Yet we are mindful of major shifts in the strategic landscape, including security and stability across the Indo-Pacific.
We face a rising threat to our national security, economic prosperity and social wellbeing from foreign interference and espionage, including by state-based actors in cyberspace, and by cyber criminals. We are a foreign intelligence agency, and a key focus for us is ensuring our capabilities remain effective and well postured for significant events, such as a cyber or terrorist attack. Our capabilities are not directed at ordinary Australians.

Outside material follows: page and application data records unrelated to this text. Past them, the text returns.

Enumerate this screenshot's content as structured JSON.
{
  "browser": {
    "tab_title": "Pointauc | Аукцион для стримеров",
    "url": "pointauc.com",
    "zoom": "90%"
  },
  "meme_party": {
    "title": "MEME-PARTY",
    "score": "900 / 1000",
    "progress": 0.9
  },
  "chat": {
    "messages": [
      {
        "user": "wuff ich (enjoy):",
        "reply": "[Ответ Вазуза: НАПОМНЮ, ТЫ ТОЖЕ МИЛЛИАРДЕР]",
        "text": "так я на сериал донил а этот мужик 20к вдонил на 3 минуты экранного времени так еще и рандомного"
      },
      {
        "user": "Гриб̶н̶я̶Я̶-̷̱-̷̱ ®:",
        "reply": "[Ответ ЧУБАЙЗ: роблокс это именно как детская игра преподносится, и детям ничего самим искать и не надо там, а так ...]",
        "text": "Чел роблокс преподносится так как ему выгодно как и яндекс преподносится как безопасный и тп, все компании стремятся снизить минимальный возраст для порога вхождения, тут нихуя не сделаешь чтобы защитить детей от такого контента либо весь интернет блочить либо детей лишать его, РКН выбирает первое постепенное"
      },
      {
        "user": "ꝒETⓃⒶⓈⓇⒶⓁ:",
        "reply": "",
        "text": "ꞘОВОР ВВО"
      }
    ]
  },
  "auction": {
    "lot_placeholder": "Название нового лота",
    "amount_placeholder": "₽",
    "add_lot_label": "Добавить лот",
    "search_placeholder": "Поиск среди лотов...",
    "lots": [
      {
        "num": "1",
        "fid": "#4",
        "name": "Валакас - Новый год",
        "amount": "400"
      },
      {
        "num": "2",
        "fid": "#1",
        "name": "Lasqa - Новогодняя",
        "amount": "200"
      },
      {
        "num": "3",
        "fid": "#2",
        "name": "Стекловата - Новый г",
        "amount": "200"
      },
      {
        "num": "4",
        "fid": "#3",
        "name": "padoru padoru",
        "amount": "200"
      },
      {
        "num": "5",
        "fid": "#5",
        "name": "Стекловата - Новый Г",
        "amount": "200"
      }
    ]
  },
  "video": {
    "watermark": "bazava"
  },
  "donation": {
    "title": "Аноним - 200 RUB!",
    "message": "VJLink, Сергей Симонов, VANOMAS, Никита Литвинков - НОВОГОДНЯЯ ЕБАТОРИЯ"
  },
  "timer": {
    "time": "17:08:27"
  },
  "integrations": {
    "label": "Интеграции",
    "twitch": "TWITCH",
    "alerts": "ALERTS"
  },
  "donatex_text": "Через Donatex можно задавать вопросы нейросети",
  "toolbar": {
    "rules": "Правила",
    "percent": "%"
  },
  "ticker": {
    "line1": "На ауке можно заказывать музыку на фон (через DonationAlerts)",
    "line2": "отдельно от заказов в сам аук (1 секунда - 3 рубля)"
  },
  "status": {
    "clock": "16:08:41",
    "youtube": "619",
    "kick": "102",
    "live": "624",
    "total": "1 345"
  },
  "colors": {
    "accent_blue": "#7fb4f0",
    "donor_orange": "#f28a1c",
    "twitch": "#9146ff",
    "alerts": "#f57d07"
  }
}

Technology sits at the heart of our business. We master technology to identify and disrupt threats, and protect Australian interests. At a time of rapid change in the technology environment, we also have an important role as a trusted adviser to government on how best to navigate major technology and strategic shifts.
Our people are the key to mastering technology. We have some of the best and brightest people, who come from all sorts of fields – from computer science to marketing, international relations, law, linguistics, music, and mathematics, among others. ASD places an enormous emphasis on diversity – we desire and require a diversity of people with a diversity of skills. Over the next few years, ASD will be recruiting hundreds of people to be part of our team.
Our foreign intelligence and cyber security functions come with special responsibilities. ASD takes these responsibilities very seriously, and is committed to operating within the spirit and the letter of the law. We have built this commitment into the culture of our organisation, through the ASD values. And ASD staff uphold these values in every aspect of their day-to-day work.
It is important that the public understands why our work is necessary to defend Australia from global threats and, most importantly, that we always act legally and ethically. In the past year, ASD has been more transparent about our role. Details of our operations and capabilities will need to remain classified – but I am committed to ensuring that Australians understand more about what we do, and why we do it.
My vision is that ASD remains a world-leading foreign signals intelligence and cyber security agency, enabled by talented, dedicated people, leading-edge capabilities, strong partnerships, and with the trust of the Australian public.
This plan describes the steps we will take to enhance that vision in 2019–20, and out to 2022–23 and beyond.